Returning assistant coach Jim Cleamons is the guy at the forefront of fixing this problem from within. And improvement is possible — the Lakers were dead last in the league in defensive rating two seasons ago (points per 100 possessions), last year they were 15th. If the coaches can get players to understand their roles, make steals and not fear the pick-and-roll, they can improve again. And that would mean improvement in the record.
Little Help Here. The Lakers have for a long time been a franchise hesitant to make mid-season trades, a tendency that has been stronger in the triangle era (it’s a hard system to pick up on the fly, just look at the second half of the 04-05 season under Frank Hamblin).
But this season could be different. For one thing, they have three seven-foot inside centers in Kwame Brown, Andrew Bynum and Chris Mihm. That’s one more than you really need – and Mihm is in the last year of his deal. Also, because the Lakers guaranteed Kwame Brown’s $9 million for next season, they have no real cap flexibility to go get a free agent. So, if they see a weakness, a trade is the only real way to address it. Likely a two-for-one deal, say Mihm with Aaron McKie or Brian Cook for a veteran guard. Still not likely, but more likely than in past years.
What are the goals for this team? The Lakers are one of those few franchises in all sport where fans have come to expect the team to be in contention annually. We all have that at our gut level, even the rational ones among us who know that there won’t be a parade through downtown every year. At the Summer League, GM Mitch Kupchak suggested that the goals should be 50 wins and a second round playoff berth.

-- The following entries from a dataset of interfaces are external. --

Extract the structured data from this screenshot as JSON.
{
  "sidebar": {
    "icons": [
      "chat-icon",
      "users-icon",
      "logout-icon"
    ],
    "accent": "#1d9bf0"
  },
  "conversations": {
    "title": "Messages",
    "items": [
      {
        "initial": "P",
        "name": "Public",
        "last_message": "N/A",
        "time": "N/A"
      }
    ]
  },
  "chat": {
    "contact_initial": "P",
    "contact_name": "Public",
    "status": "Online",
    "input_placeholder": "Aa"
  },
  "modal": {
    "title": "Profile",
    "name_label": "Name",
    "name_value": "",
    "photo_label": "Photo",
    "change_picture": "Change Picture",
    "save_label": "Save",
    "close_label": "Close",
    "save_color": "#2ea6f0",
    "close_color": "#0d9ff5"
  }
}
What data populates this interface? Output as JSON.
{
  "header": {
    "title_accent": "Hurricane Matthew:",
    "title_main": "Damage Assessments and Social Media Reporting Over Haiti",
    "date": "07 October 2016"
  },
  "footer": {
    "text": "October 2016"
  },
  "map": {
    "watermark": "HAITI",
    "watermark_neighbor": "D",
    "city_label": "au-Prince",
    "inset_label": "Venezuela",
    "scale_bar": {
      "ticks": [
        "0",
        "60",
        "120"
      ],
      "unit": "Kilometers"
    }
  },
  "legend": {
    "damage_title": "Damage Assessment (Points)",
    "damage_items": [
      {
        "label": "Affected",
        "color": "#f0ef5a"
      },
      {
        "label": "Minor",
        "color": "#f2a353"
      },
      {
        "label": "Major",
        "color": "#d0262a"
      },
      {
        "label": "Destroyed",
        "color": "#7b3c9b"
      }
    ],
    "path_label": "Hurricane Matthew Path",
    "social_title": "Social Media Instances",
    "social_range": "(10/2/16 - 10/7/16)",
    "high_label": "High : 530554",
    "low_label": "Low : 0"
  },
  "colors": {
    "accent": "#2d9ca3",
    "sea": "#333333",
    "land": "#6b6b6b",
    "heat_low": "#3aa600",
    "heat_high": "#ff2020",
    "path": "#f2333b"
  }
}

This season we’ll see if the team is really moving in the direction of hosting another parade or not – not just on a team level but also with individual players within the system. Mitch’s goals, if met, would suggest they are on the right tack.

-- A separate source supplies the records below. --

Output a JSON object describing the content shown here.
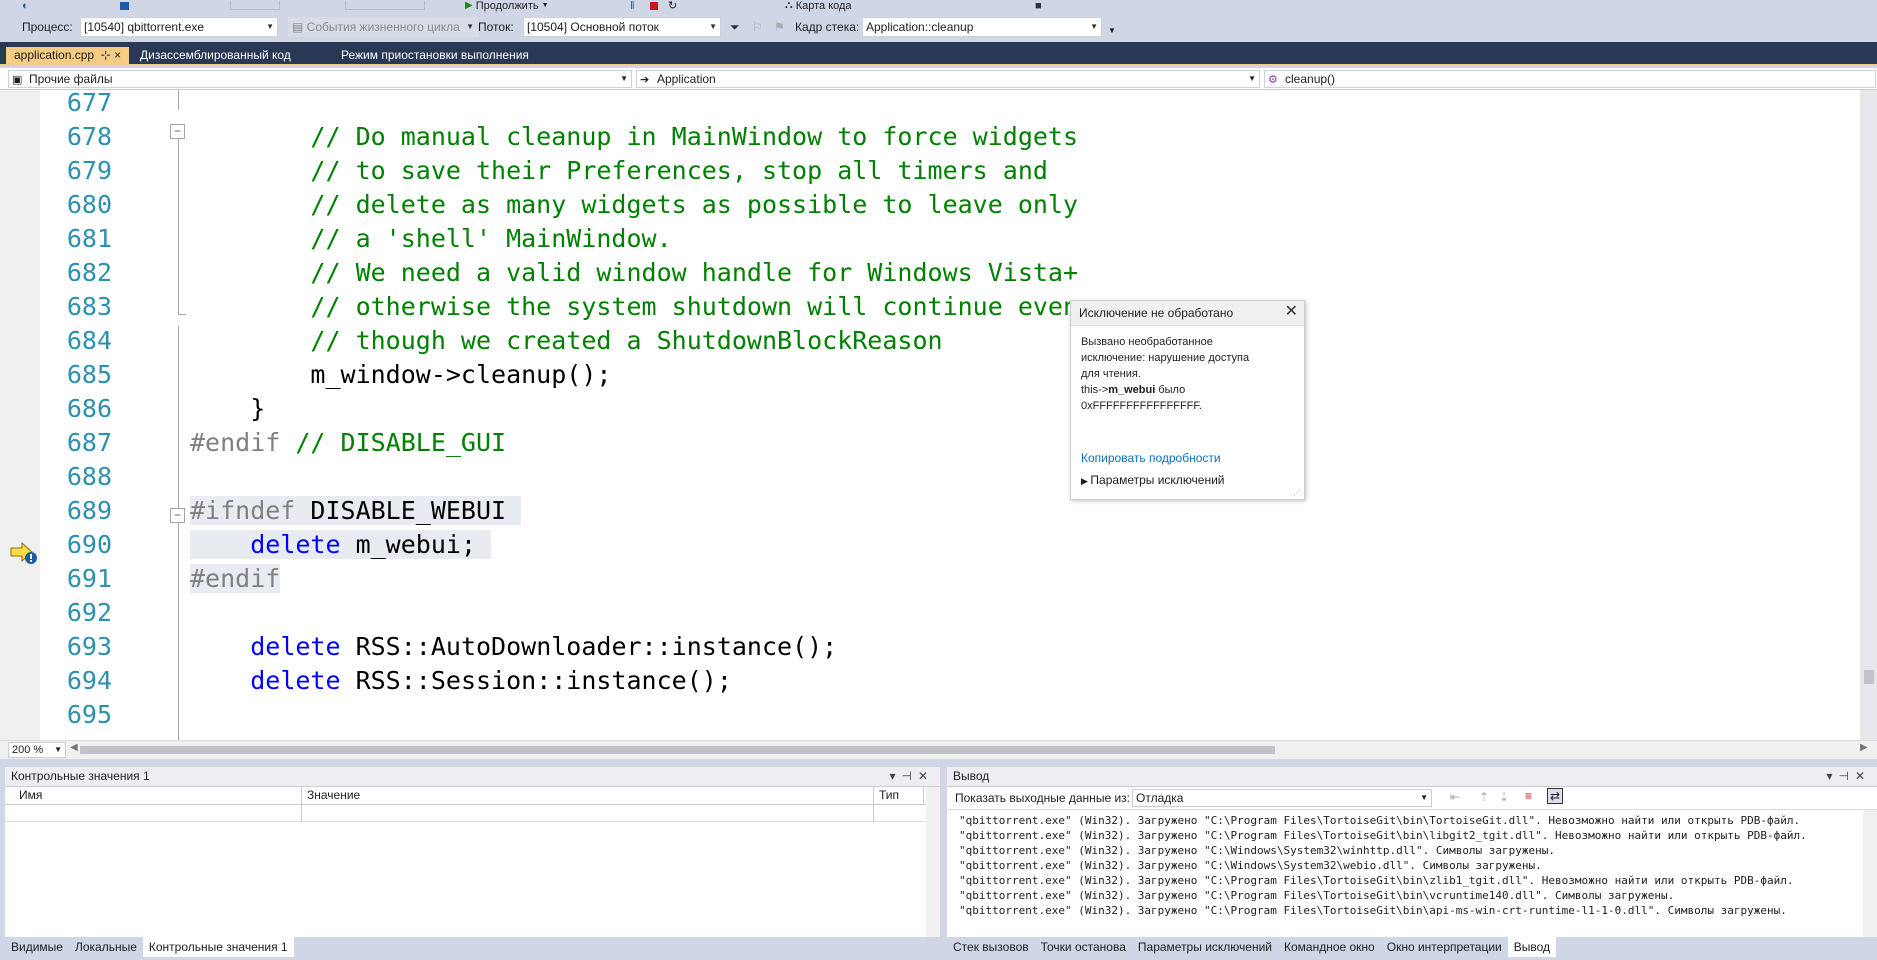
{
  "toolbar_top": {
    "continue_label": "Продолжить",
    "codemap_label": "Карта кода"
  },
  "debug_location": {
    "process_label": "Процесс:",
    "process_value": "[10540] qbittorrent.exe",
    "lifecycle_label": "События жизненного цикла",
    "thread_label": "Поток:",
    "thread_value": "[10504] Основной поток",
    "stackframe_label": "Кадр стека:",
    "stackframe_value": "Application::cleanup"
  },
  "tabs": [
    {
      "label": "application.cpp",
      "pin": "⊹ ×",
      "active": true
    },
    {
      "label": "Дизассемблированный код",
      "active": false
    },
    {
      "label": "Режим приостановки выполнения",
      "active": false
    }
  ],
  "navbar": {
    "project": "Прочие файлы",
    "scope": "Application",
    "member": "cleanup()"
  },
  "editor": {
    "lines": [
      {
        "num": "677",
        "tokens": []
      },
      {
        "num": "678",
        "tokens": [
          {
            "t": "        // Do manual cleanup in MainWindow to force widgets",
            "c": "cmt"
          }
        ]
      },
      {
        "num": "679",
        "tokens": [
          {
            "t": "        // to save their Preferences, stop all timers and",
            "c": "cmt"
          }
        ]
      },
      {
        "num": "680",
        "tokens": [
          {
            "t": "        // delete as many widgets as possible to leave only",
            "c": "cmt"
          }
        ]
      },
      {
        "num": "681",
        "tokens": [
          {
            "t": "        // a 'shell' MainWindow.",
            "c": "cmt"
          }
        ]
      },
      {
        "num": "682",
        "tokens": [
          {
            "t": "        // We need a valid window handle for Windows Vista+",
            "c": "cmt"
          }
        ]
      },
      {
        "num": "683",
        "tokens": [
          {
            "t": "        // otherwise the system shutdown will continue even",
            "c": "cmt"
          }
        ]
      },
      {
        "num": "684",
        "tokens": [
          {
            "t": "        // though we created a ShutdownBlockReason",
            "c": "cmt"
          }
        ]
      },
      {
        "num": "685",
        "tokens": [
          {
            "t": "        m_window->cleanup();",
            "c": ""
          }
        ]
      },
      {
        "num": "686",
        "tokens": [
          {
            "t": "    }",
            "c": ""
          }
        ]
      },
      {
        "num": "687",
        "tokens": [
          {
            "t": "#endif",
            "c": "pp"
          },
          {
            "t": " // DISABLE_GUI",
            "c": "cmt"
          }
        ]
      },
      {
        "num": "688",
        "tokens": []
      },
      {
        "num": "689",
        "tokens": [
          {
            "t": "#ifndef",
            "c": "pp"
          },
          {
            "t": " DISABLE_WEBUI ",
            "c": ""
          }
        ],
        "hl": true
      },
      {
        "num": "690",
        "tokens": [
          {
            "t": "    ",
            "c": ""
          },
          {
            "t": "delete",
            "c": "kw"
          },
          {
            "t": " m_webui; ",
            "c": ""
          }
        ],
        "hl": true
      },
      {
        "num": "691",
        "tokens": [
          {
            "t": "#endif",
            "c": "pp"
          }
        ],
        "hl": true
      },
      {
        "num": "692",
        "tokens": []
      },
      {
        "num": "693",
        "tokens": [
          {
            "t": "    ",
            "c": ""
          },
          {
            "t": "delete",
            "c": "kw"
          },
          {
            "t": " RSS::AutoDownloader::instance();",
            "c": ""
          }
        ]
      },
      {
        "num": "694",
        "tokens": [
          {
            "t": "    ",
            "c": ""
          },
          {
            "t": "delete",
            "c": "kw"
          },
          {
            "t": " RSS::Session::instance();",
            "c": ""
          }
        ]
      },
      {
        "num": "695",
        "tokens": []
      }
    ],
    "zoom": "200 %"
  },
  "exception": {
    "title": "Исключение не обработано",
    "message_l1": "Вызвано необработанное",
    "message_l2": "исключение: нарушение доступа",
    "message_l3": "для чтения.",
    "message_l4_pre": "this->",
    "message_l4_bold": "m_webui",
    "message_l4_post": " было",
    "message_l5": "0xFFFFFFFFFFFFFFFF.",
    "copy_link": "Копировать подробности",
    "params": "Параметры исключений"
  },
  "watch": {
    "title": "Контрольные значения 1",
    "col_name": "Имя",
    "col_value": "Значение",
    "col_type": "Тип"
  },
  "output": {
    "title": "Вывод",
    "show_label": "Показать выходные данные из:",
    "source": "Отладка",
    "lines": [
      "\"qbittorrent.exe\" (Win32). Загружено \"C:\\Program Files\\TortoiseGit\\bin\\TortoiseGit.dll\". Невозможно найти или открыть PDB-файл.",
      "\"qbittorrent.exe\" (Win32). Загружено \"C:\\Program Files\\TortoiseGit\\bin\\libgit2_tgit.dll\". Невозможно найти или открыть PDB-файл.",
      "\"qbittorrent.exe\" (Win32). Загружено \"C:\\Windows\\System32\\winhttp.dll\". Символы загружены.",
      "\"qbittorrent.exe\" (Win32). Загружено \"C:\\Windows\\System32\\webio.dll\". Символы загружены.",
      "\"qbittorrent.exe\" (Win32). Загружено \"C:\\Program Files\\TortoiseGit\\bin\\zlib1_tgit.dll\". Невозможно найти или открыть PDB-файл.",
      "\"qbittorrent.exe\" (Win32). Загружено \"C:\\Program Files\\TortoiseGit\\bin\\vcruntime140.dll\". Символы загружены.",
      "\"qbittorrent.exe\" (Win32). Загружено \"C:\\Program Files\\TortoiseGit\\bin\\api-ms-win-crt-runtime-l1-1-0.dll\". Символы загружены."
    ]
  },
  "bottom_tabs_left": [
    {
      "label": "Видимые",
      "active": false
    },
    {
      "label": "Локальные",
      "active": false
    },
    {
      "label": "Контрольные значения 1",
      "active": true
    }
  ],
  "bottom_tabs_right": [
    {
      "label": "Стек вызовов",
      "active": false
    },
    {
      "label": "Точки останова",
      "active": false
    },
    {
      "label": "Параметры исключений",
      "active": false
    },
    {
      "label": "Командное окно",
      "active": false
    },
    {
      "label": "Окно интерпретации",
      "active": false
    },
    {
      "label": "Вывод",
      "active": true
    }
  ],
  "colors": {
    "tab_active": "#f5cc84",
    "tabbar_bg": "#293955",
    "comment": "#008000",
    "keyword": "#0000ff",
    "line_number": "#2b91af"
  }
}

Predicted Record: 49-33, followed by a first-round playoff win (likely and upset).